If a line in the entries below includes "text", pick it out and copy it.
------------------------------------
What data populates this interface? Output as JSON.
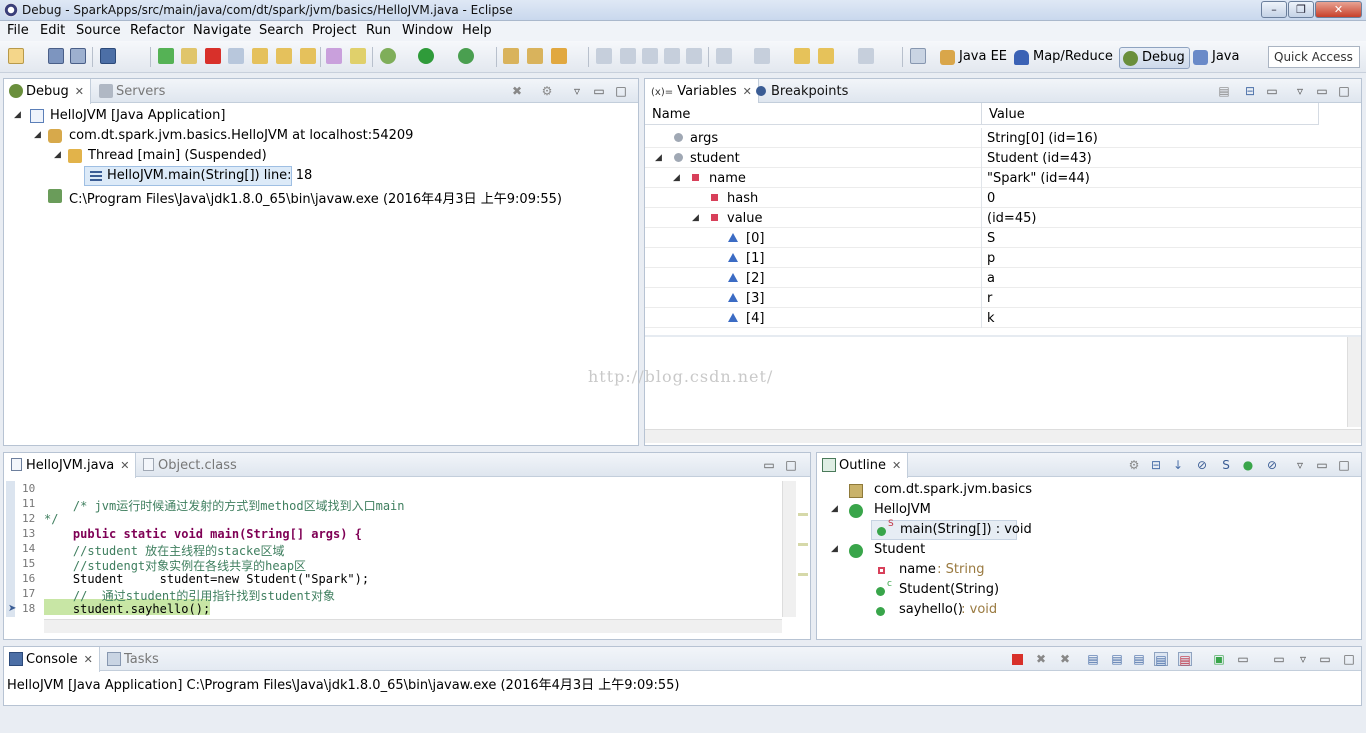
{
  "window": {
    "title": "Debug - SparkApps/src/main/java/com/dt/spark/jvm/basics/HelloJVM.java - Eclipse"
  },
  "menu": [
    "File",
    "Edit",
    "Source",
    "Refactor",
    "Navigate",
    "Search",
    "Project",
    "Run",
    "Window",
    "Help"
  ],
  "perspectives": [
    {
      "label": "Java EE",
      "icon": "java-ee-icon"
    },
    {
      "label": "Map/Reduce",
      "icon": "elephant-icon"
    },
    {
      "label": "Debug",
      "icon": "bug-icon",
      "active": true
    },
    {
      "label": "Java",
      "icon": "java-perspective-icon"
    }
  ],
  "quick_access": "Quick Access",
  "debug_view": {
    "tabs": [
      {
        "label": "Debug",
        "active": true
      },
      {
        "label": "Servers",
        "active": false
      }
    ],
    "tree": [
      {
        "label": "HelloJVM [Java Application]",
        "level": 0,
        "icon": "java-app-icon"
      },
      {
        "label": "com.dt.spark.jvm.basics.HelloJVM at localhost:54209",
        "level": 1,
        "icon": "vm-icon"
      },
      {
        "label": "Thread [main] (Suspended)",
        "level": 2,
        "icon": "thread-icon"
      },
      {
        "label": "HelloJVM.main(String[]) line: 18",
        "level": 3,
        "icon": "stack-frame-icon",
        "selected": true
      },
      {
        "label": "C:\\Program Files\\Java\\jdk1.8.0_65\\bin\\javaw.exe (2016年4月3日 上午9:09:55)",
        "level": 1,
        "icon": "process-icon"
      }
    ]
  },
  "variables_view": {
    "tabs": [
      {
        "label": "Variables",
        "prefix": "(x)=",
        "active": true
      },
      {
        "label": "Breakpoints",
        "active": false
      }
    ],
    "columns": [
      "Name",
      "Value"
    ],
    "rows": [
      {
        "name": "args",
        "value": "String[0]  (id=16)",
        "indent": 0,
        "icon": "local-var-icon"
      },
      {
        "name": "student",
        "value": "Student  (id=43)",
        "indent": 0,
        "icon": "local-var-icon",
        "expanded": true
      },
      {
        "name": "name",
        "value": "\"Spark\" (id=44)",
        "indent": 1,
        "icon": "private-field-icon",
        "expanded": true
      },
      {
        "name": "hash",
        "value": "0",
        "indent": 2,
        "icon": "private-field-icon"
      },
      {
        "name": "value",
        "value": "(id=45)",
        "indent": 2,
        "icon": "final-field-icon",
        "expanded": true
      },
      {
        "name": "[0]",
        "value": "S",
        "indent": 3,
        "icon": "array-element-icon"
      },
      {
        "name": "[1]",
        "value": "p",
        "indent": 3,
        "icon": "array-element-icon"
      },
      {
        "name": "[2]",
        "value": "a",
        "indent": 3,
        "icon": "array-element-icon"
      },
      {
        "name": "[3]",
        "value": "r",
        "indent": 3,
        "icon": "array-element-icon"
      },
      {
        "name": "[4]",
        "value": "k",
        "indent": 3,
        "icon": "array-element-icon"
      }
    ]
  },
  "watermark": "http://blog.csdn.net/",
  "editor": {
    "tabs": [
      {
        "label": "HelloJVM.java",
        "active": true
      },
      {
        "label": "Object.class",
        "active": false
      }
    ],
    "lines": [
      {
        "num": "10",
        "text": ""
      },
      {
        "num": "11",
        "text": "    /* jvm运行时候通过发射的方式到method区域找到入口main"
      },
      {
        "num": "12",
        "text": "*/"
      },
      {
        "num": "13",
        "text": "    public static void main(String[] args) {"
      },
      {
        "num": "14",
        "text": "    //student 放在主线程的stacke区域"
      },
      {
        "num": "15",
        "text": "    //studengt对象实例在各线共享的heap区"
      },
      {
        "num": "16",
        "text": "    Student     student=new Student(\"Spark\");"
      },
      {
        "num": "17",
        "text": "    //  通过student的引用指针找到student对象"
      },
      {
        "num": "18",
        "text": "    student.sayhello();"
      }
    ]
  },
  "outline_view": {
    "tab": "Outline",
    "items": [
      {
        "label": "com.dt.spark.jvm.basics",
        "type": "",
        "level": 0,
        "icon": "package-icon"
      },
      {
        "label": "HelloJVM",
        "type": "",
        "level": 0,
        "icon": "class-icon",
        "expanded": true
      },
      {
        "label": "main(String[]) : void",
        "type": "",
        "level": 1,
        "icon": "public-static-method-icon",
        "selected": true
      },
      {
        "label": "Student",
        "type": "",
        "level": 0,
        "icon": "class-icon",
        "expanded": true
      },
      {
        "label": "name",
        "type": " : String",
        "level": 1,
        "icon": "private-field-icon"
      },
      {
        "label": "Student(String)",
        "type": "",
        "level": 1,
        "icon": "constructor-icon"
      },
      {
        "label": "sayhello()",
        "type": " : void",
        "level": 1,
        "icon": "public-method-icon"
      }
    ]
  },
  "console_view": {
    "tabs": [
      {
        "label": "Console",
        "active": true
      },
      {
        "label": "Tasks",
        "active": false
      }
    ],
    "header": "HelloJVM [Java Application] C:\\Program Files\\Java\\jdk1.8.0_65\\bin\\javaw.exe (2016年4月3日 上午9:09:55)"
  },
  "colors": {
    "debug_highlight": "#c8e6a5",
    "selection": "#dceaf8",
    "keyword": "#7f0055",
    "comment": "#3f7f5f",
    "string": "#2a00ff"
  }
}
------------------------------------
RESPONSE FOR THIS EXERCISE:
        "text": ""
        "text": "    /* jvm运行时候通过发射的方式到method区域找到入口main"
        "text": "*/"
        "text": "    public static void main(String[] args) {"
        "text": "    //student 放在主线程的stacke区域"
        "text": "    //studengt对象实例在各线共享的heap区"
        "text": "    Student     student=new Student(\"Spark\");"
        "text": "    //  通过student的引用指针找到student对象"
        "text": "    student.sayhello();"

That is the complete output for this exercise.